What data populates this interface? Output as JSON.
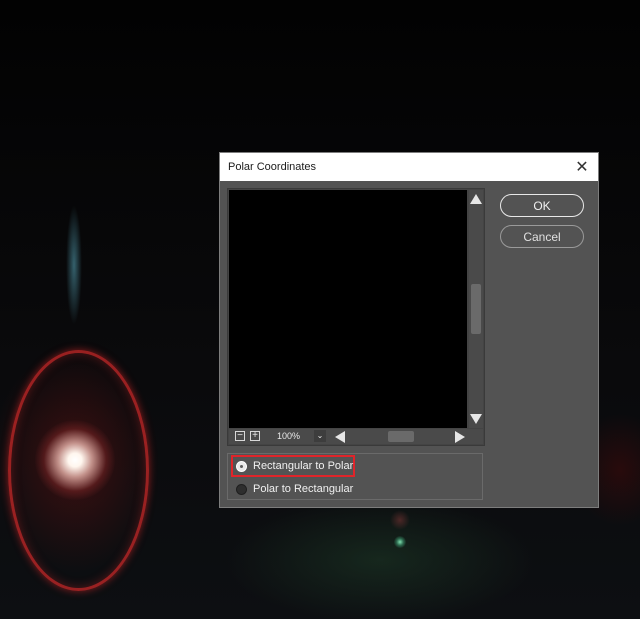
{
  "dialog": {
    "title": "Polar Coordinates",
    "close_glyph": "✕",
    "ok_label": "OK",
    "cancel_label": "Cancel"
  },
  "preview": {
    "zoom_out_glyph": "−",
    "zoom_in_glyph": "+",
    "zoom_level": "100%",
    "zoom_dropdown_glyph": "⌄"
  },
  "options": {
    "items": [
      {
        "label": "Rectangular to Polar",
        "checked": true
      },
      {
        "label": "Polar to Rectangular",
        "checked": false
      }
    ]
  },
  "colors": {
    "dialog_bg": "#535353",
    "titlebar_bg": "#ffffff",
    "highlight": "#e0242a"
  }
}
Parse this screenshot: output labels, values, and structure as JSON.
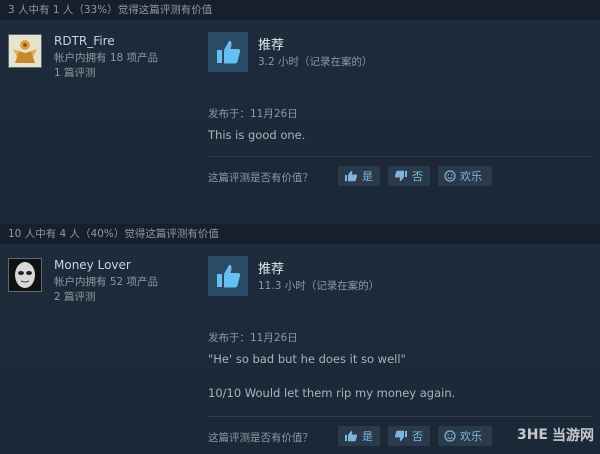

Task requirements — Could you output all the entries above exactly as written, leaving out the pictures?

Task output —
What data populates this interface? Output as JSON.
{
  "dialog": {
    "title": "Polar Coordinates",
    "close_glyph": "✕",
    "ok_label": "OK",
    "cancel_label": "Cancel"
  },
  "preview": {
    "zoom_out_glyph": "−",
    "zoom_in_glyph": "+",
    "zoom_level": "100%",
    "zoom_dropdown_glyph": "⌄"
  },
  "options": {
    "items": [
      {
        "label": "Rectangular to Polar",
        "checked": true
      },
      {
        "label": "Polar to Rectangular",
        "checked": false
      }
    ]
  },
  "colors": {
    "dialog_bg": "#535353",
    "titlebar_bg": "#ffffff",
    "highlight": "#e0242a"
  }
}
Parse this screenshot: output labels, values, and structure as JSON.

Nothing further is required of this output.